▶ **PROBLEM**: Scan the entries below. List each line with "mode".

--- DATA FOR REVIEW Enclosed Below ---

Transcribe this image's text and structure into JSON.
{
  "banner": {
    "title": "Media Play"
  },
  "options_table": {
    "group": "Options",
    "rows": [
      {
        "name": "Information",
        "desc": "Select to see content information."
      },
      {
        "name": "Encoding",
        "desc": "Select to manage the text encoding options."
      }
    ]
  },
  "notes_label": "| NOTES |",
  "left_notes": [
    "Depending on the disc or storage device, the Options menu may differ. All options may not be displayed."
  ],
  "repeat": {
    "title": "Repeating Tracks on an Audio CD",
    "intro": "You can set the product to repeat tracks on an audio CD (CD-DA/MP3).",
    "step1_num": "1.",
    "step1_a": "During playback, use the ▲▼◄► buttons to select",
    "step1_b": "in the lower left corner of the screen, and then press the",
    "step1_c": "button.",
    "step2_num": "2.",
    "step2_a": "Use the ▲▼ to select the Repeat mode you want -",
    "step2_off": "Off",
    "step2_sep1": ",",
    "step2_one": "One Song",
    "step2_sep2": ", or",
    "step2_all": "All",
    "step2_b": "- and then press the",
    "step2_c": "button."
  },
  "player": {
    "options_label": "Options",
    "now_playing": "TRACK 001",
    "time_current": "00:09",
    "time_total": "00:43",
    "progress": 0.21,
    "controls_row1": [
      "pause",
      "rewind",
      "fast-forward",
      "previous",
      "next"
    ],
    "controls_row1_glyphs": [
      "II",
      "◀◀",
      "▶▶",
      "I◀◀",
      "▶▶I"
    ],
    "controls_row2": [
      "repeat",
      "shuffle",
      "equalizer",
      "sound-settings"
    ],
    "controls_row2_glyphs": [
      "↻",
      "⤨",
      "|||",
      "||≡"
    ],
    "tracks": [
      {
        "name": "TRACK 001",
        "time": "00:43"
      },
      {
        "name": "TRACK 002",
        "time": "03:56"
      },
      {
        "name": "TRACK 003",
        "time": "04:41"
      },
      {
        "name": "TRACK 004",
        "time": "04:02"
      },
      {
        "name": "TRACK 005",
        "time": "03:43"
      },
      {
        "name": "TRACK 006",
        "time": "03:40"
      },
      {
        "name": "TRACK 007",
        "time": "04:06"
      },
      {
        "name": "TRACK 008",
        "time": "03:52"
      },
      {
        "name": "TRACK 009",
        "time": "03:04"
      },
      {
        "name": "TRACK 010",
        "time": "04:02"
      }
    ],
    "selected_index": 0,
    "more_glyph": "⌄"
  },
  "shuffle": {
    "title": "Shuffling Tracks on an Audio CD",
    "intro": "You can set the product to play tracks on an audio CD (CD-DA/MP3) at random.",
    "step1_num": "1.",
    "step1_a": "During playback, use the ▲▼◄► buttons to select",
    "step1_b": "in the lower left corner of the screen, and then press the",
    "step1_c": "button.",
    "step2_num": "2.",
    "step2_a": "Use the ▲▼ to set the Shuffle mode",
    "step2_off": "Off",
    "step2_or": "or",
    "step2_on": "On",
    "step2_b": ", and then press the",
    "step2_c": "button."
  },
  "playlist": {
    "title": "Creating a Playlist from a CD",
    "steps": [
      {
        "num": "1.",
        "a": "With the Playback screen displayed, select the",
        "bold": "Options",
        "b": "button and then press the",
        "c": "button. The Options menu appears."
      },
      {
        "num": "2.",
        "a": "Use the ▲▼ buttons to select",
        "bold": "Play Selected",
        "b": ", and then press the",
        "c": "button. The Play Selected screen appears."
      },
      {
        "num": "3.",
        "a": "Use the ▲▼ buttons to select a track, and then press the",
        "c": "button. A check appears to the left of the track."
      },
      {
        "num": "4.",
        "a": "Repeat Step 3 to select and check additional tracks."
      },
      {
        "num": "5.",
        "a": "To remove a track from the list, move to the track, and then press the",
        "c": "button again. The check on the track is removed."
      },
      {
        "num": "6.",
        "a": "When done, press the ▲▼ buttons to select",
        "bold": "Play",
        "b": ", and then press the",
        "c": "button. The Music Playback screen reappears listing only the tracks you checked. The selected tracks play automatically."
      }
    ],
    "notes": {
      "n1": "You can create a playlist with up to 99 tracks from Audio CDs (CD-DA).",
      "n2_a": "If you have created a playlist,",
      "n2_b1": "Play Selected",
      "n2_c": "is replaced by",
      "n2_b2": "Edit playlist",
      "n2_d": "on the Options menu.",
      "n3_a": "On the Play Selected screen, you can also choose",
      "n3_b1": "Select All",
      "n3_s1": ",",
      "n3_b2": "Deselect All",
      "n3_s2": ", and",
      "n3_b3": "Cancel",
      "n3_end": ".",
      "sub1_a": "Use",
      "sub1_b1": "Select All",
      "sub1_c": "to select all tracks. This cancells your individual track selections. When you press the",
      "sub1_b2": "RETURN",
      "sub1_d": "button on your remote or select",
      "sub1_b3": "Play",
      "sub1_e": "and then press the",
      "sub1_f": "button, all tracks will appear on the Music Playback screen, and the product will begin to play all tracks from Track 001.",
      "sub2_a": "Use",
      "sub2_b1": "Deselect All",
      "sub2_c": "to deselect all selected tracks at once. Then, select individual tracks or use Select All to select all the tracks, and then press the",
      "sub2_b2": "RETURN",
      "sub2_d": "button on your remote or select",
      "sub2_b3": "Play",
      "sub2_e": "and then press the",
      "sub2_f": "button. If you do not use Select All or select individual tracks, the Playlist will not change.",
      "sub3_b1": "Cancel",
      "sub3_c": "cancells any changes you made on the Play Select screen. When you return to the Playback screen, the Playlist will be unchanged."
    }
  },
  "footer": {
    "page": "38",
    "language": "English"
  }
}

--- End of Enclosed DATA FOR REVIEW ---

▶ **OUTPUT OF THE TASK**:
    "step2_a": "Use the ▲▼ to select the Repeat mode you want -",
    "step2_a": "Use the ▲▼ to set the Shuffle mode",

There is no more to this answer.